(Stored data entries)
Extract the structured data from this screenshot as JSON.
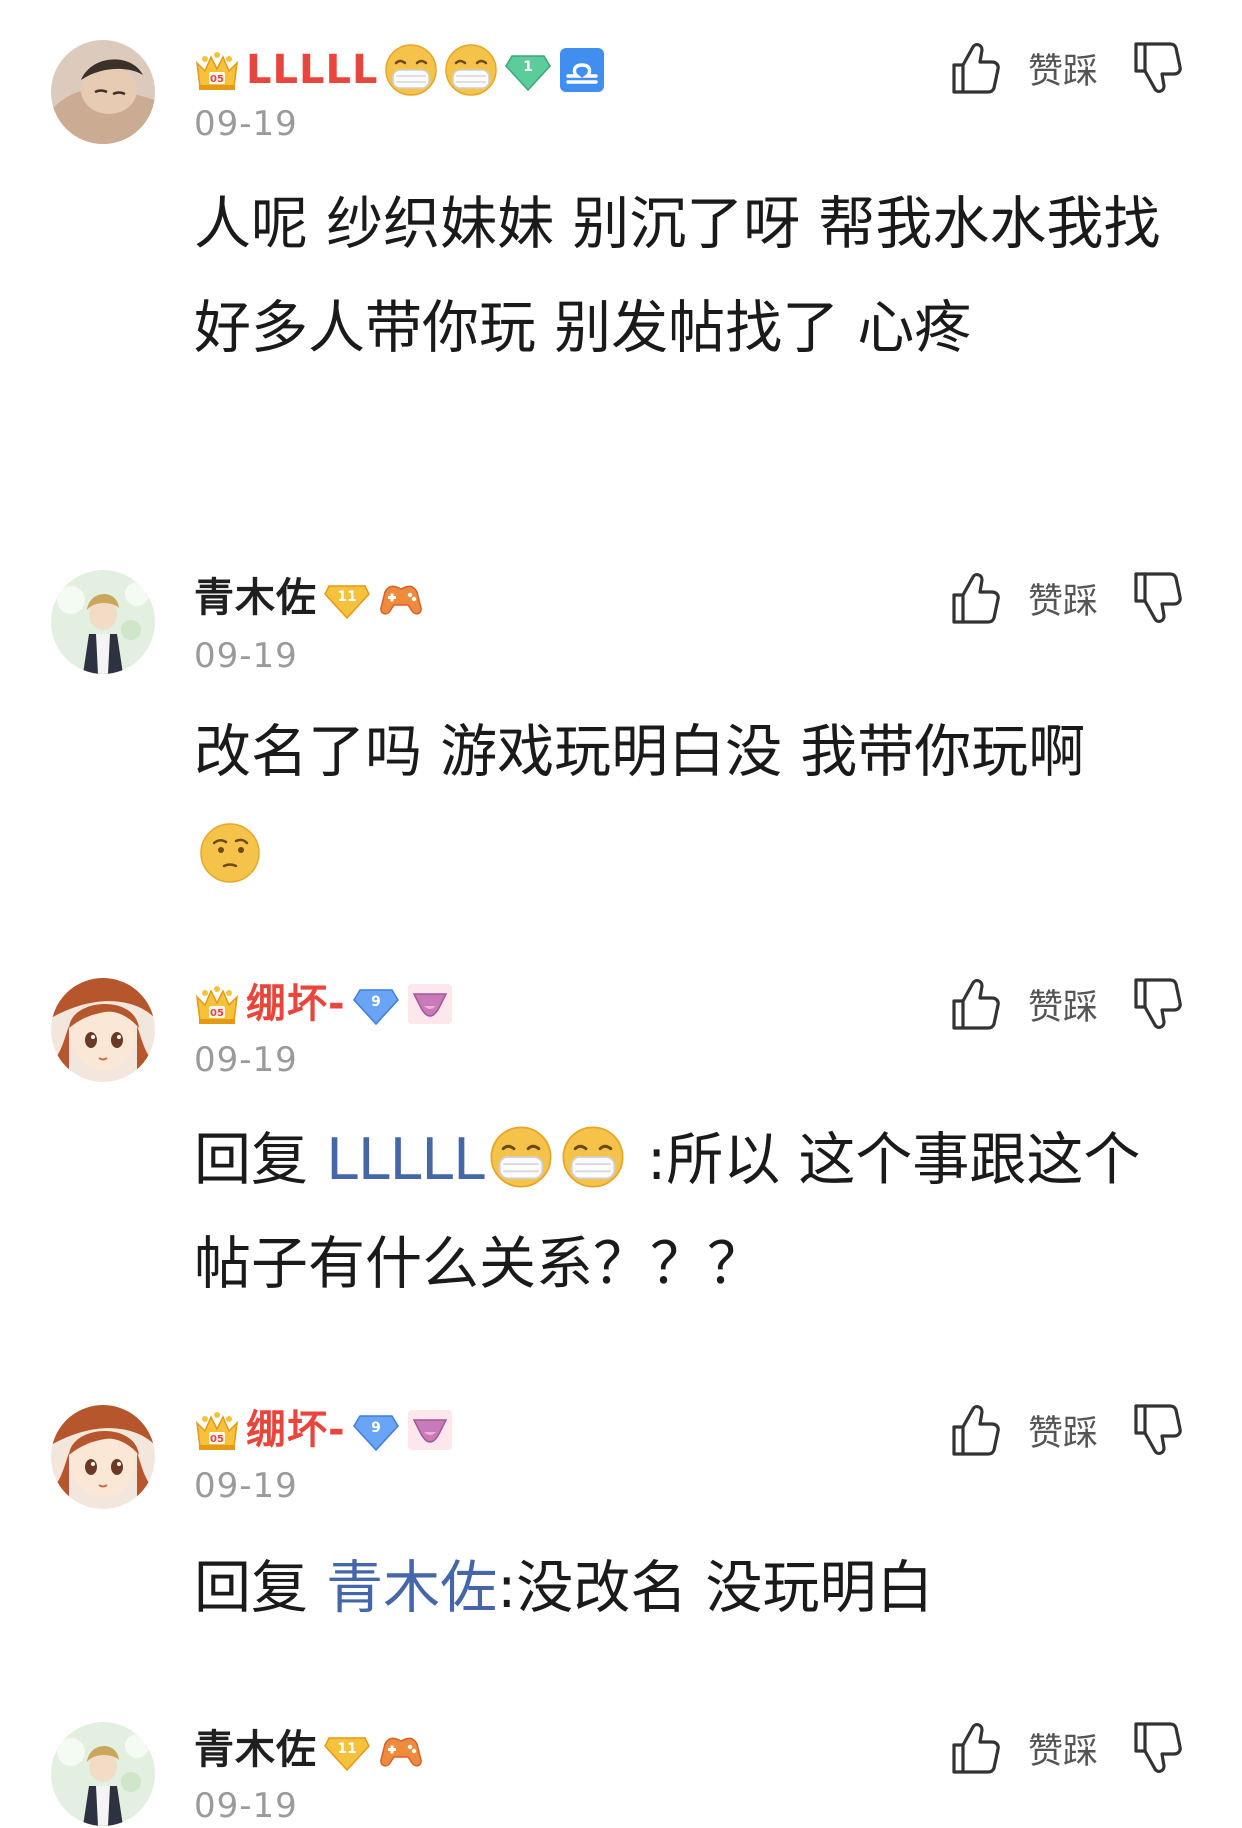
{
  "labels": {
    "like_dislike": "赞踩"
  },
  "comments": [
    {
      "username": "LLLLL",
      "date": "09-19",
      "text": "人呢 纱织妹妹 别沉了呀 帮我水水我找好多人带你玩 别发帖找了 心疼",
      "badges": [
        "crown",
        "mask-emoji",
        "mask-emoji",
        "diamond-1",
        "libra"
      ],
      "badge_numbers": {
        "diamond": "1"
      }
    },
    {
      "username": "青木佐",
      "date": "09-19",
      "text": "改名了吗 游戏玩明白没 我带你玩啊",
      "badges": [
        "diamond-11",
        "game-controller"
      ],
      "badge_numbers": {
        "diamond": "11"
      }
    },
    {
      "username": "绷坏-",
      "date": "09-19",
      "reply_prefix": "回复",
      "reply_to": "LLLLL",
      "text": ":所以 这个事跟这个帖子有什么关系？？？",
      "badges": [
        "crown",
        "diamond-9",
        "underwear"
      ],
      "badge_numbers": {
        "diamond": "9"
      }
    },
    {
      "username": "绷坏-",
      "date": "09-19",
      "reply_prefix": "回复",
      "reply_to": "青木佐",
      "text": ":没改名 没玩明白",
      "badges": [
        "crown",
        "diamond-9",
        "underwear"
      ],
      "badge_numbers": {
        "diamond": "9"
      }
    },
    {
      "username": "青木佐",
      "date": "09-19",
      "badges": [
        "diamond-11",
        "game-controller"
      ],
      "badge_numbers": {
        "diamond": "11"
      }
    }
  ],
  "colors": {
    "vip_name": "#e8453c",
    "reply_link": "#4566a8",
    "date": "#9a9a9a"
  }
}
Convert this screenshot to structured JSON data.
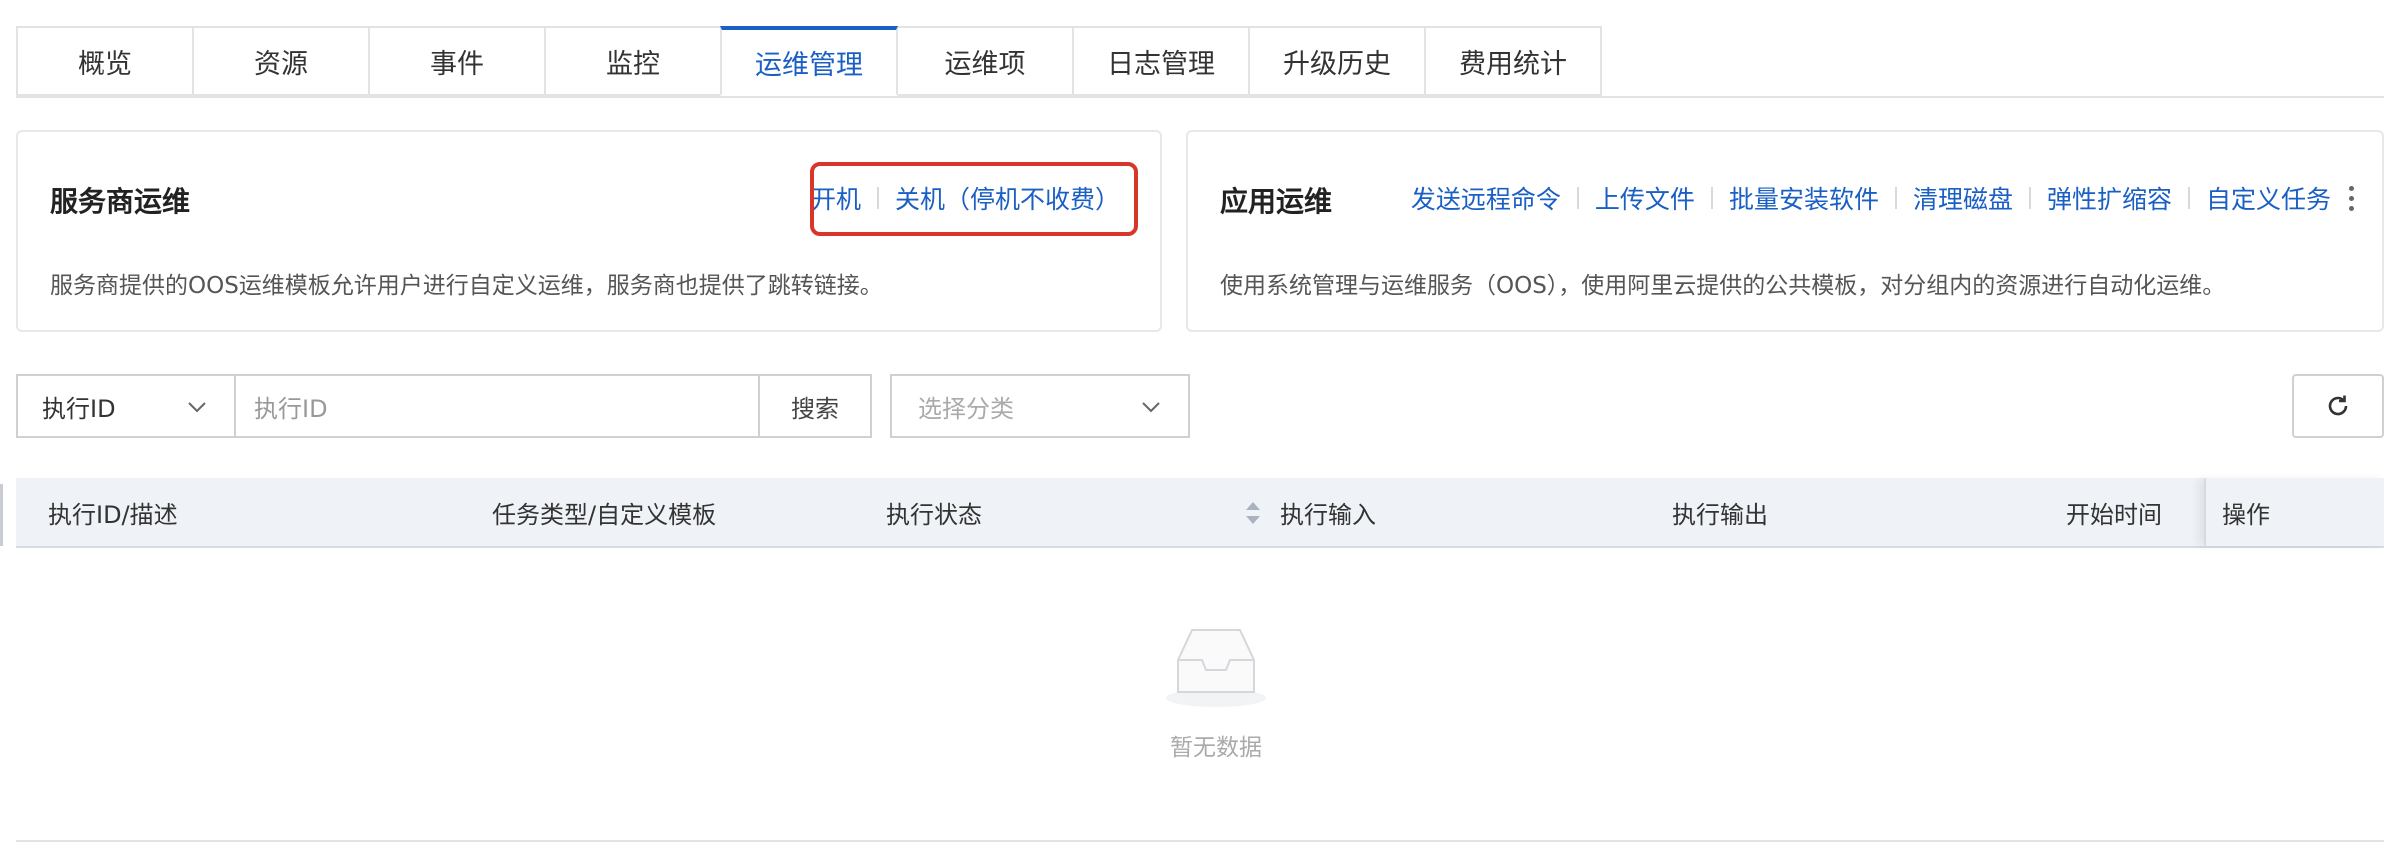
{
  "tabs": [
    {
      "label": "概览"
    },
    {
      "label": "资源"
    },
    {
      "label": "事件"
    },
    {
      "label": "监控"
    },
    {
      "label": "运维管理",
      "active": true
    },
    {
      "label": "运维项"
    },
    {
      "label": "日志管理"
    },
    {
      "label": "升级历史"
    },
    {
      "label": "费用统计"
    }
  ],
  "provider_ops": {
    "title": "服务商运维",
    "links": [
      "开机",
      "关机（停机不收费）"
    ],
    "description": "服务商提供的OOS运维模板允许用户进行自定义运维，服务商也提供了跳转链接。"
  },
  "app_ops": {
    "title": "应用运维",
    "links": [
      "发送远程命令",
      "上传文件",
      "批量安装软件",
      "清理磁盘",
      "弹性扩缩容",
      "自定义任务"
    ],
    "description": "使用系统管理与运维服务（OOS），使用阿里云提供的公共模板，对分组内的资源进行自动化运维。"
  },
  "filter": {
    "field_select": "执行ID",
    "search_placeholder": "执行ID",
    "search_button": "搜索",
    "category_placeholder": "选择分类"
  },
  "table": {
    "columns": [
      "执行ID/描述",
      "任务类型/自定义模板",
      "执行状态",
      "执行输入",
      "执行输出",
      "开始时间",
      "操作"
    ],
    "empty_text": "暂无数据"
  },
  "colors": {
    "accent": "#1a5fc4",
    "highlight": "#d9362b"
  }
}
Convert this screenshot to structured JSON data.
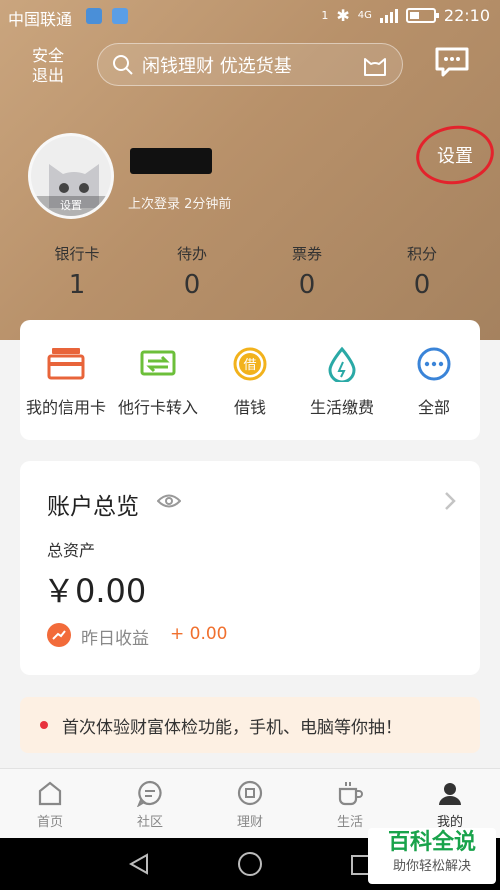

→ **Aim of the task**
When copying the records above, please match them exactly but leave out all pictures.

→ **Response**
Extract the structured data from this screenshot as JSON.
{
  "labels": {
    "like_dislike": "赞踩"
  },
  "comments": [
    {
      "username": "LLLLL",
      "date": "09-19",
      "text": "人呢 纱织妹妹 别沉了呀 帮我水水我找好多人带你玩 别发帖找了 心疼",
      "badges": [
        "crown",
        "mask-emoji",
        "mask-emoji",
        "diamond-1",
        "libra"
      ],
      "badge_numbers": {
        "diamond": "1"
      }
    },
    {
      "username": "青木佐",
      "date": "09-19",
      "text": "改名了吗 游戏玩明白没 我带你玩啊",
      "badges": [
        "diamond-11",
        "game-controller"
      ],
      "badge_numbers": {
        "diamond": "11"
      }
    },
    {
      "username": "绷坏-",
      "date": "09-19",
      "reply_prefix": "回复",
      "reply_to": "LLLLL",
      "text": ":所以 这个事跟这个帖子有什么关系？？？",
      "badges": [
        "crown",
        "diamond-9",
        "underwear"
      ],
      "badge_numbers": {
        "diamond": "9"
      }
    },
    {
      "username": "绷坏-",
      "date": "09-19",
      "reply_prefix": "回复",
      "reply_to": "青木佐",
      "text": ":没改名 没玩明白",
      "badges": [
        "crown",
        "diamond-9",
        "underwear"
      ],
      "badge_numbers": {
        "diamond": "9"
      }
    },
    {
      "username": "青木佐",
      "date": "09-19",
      "badges": [
        "diamond-11",
        "game-controller"
      ],
      "badge_numbers": {
        "diamond": "11"
      }
    }
  ],
  "colors": {
    "vip_name": "#e8453c",
    "reply_link": "#4566a8",
    "date": "#9a9a9a"
  }
}
Convert this screenshot to structured JSON data.
{
  "tabs": [
    {
      "label": "概览"
    },
    {
      "label": "资源"
    },
    {
      "label": "事件"
    },
    {
      "label": "监控"
    },
    {
      "label": "运维管理",
      "active": true
    },
    {
      "label": "运维项"
    },
    {
      "label": "日志管理"
    },
    {
      "label": "升级历史"
    },
    {
      "label": "费用统计"
    }
  ],
  "provider_ops": {
    "title": "服务商运维",
    "links": [
      "开机",
      "关机（停机不收费）"
    ],
    "description": "服务商提供的OOS运维模板允许用户进行自定义运维，服务商也提供了跳转链接。"
  },
  "app_ops": {
    "title": "应用运维",
    "links": [
      "发送远程命令",
      "上传文件",
      "批量安装软件",
      "清理磁盘",
      "弹性扩缩容",
      "自定义任务"
    ],
    "description": "使用系统管理与运维服务（OOS），使用阿里云提供的公共模板，对分组内的资源进行自动化运维。"
  },
  "filter": {
    "field_select": "执行ID",
    "search_placeholder": "执行ID",
    "search_button": "搜索",
    "category_placeholder": "选择分类"
  },
  "table": {
    "columns": [
      "执行ID/描述",
      "任务类型/自定义模板",
      "执行状态",
      "执行输入",
      "执行输出",
      "开始时间",
      "操作"
    ],
    "empty_text": "暂无数据"
  },
  "colors": {
    "accent": "#1a5fc4",
    "highlight": "#d9362b"
  }
}
Convert this screenshot to structured JSON data.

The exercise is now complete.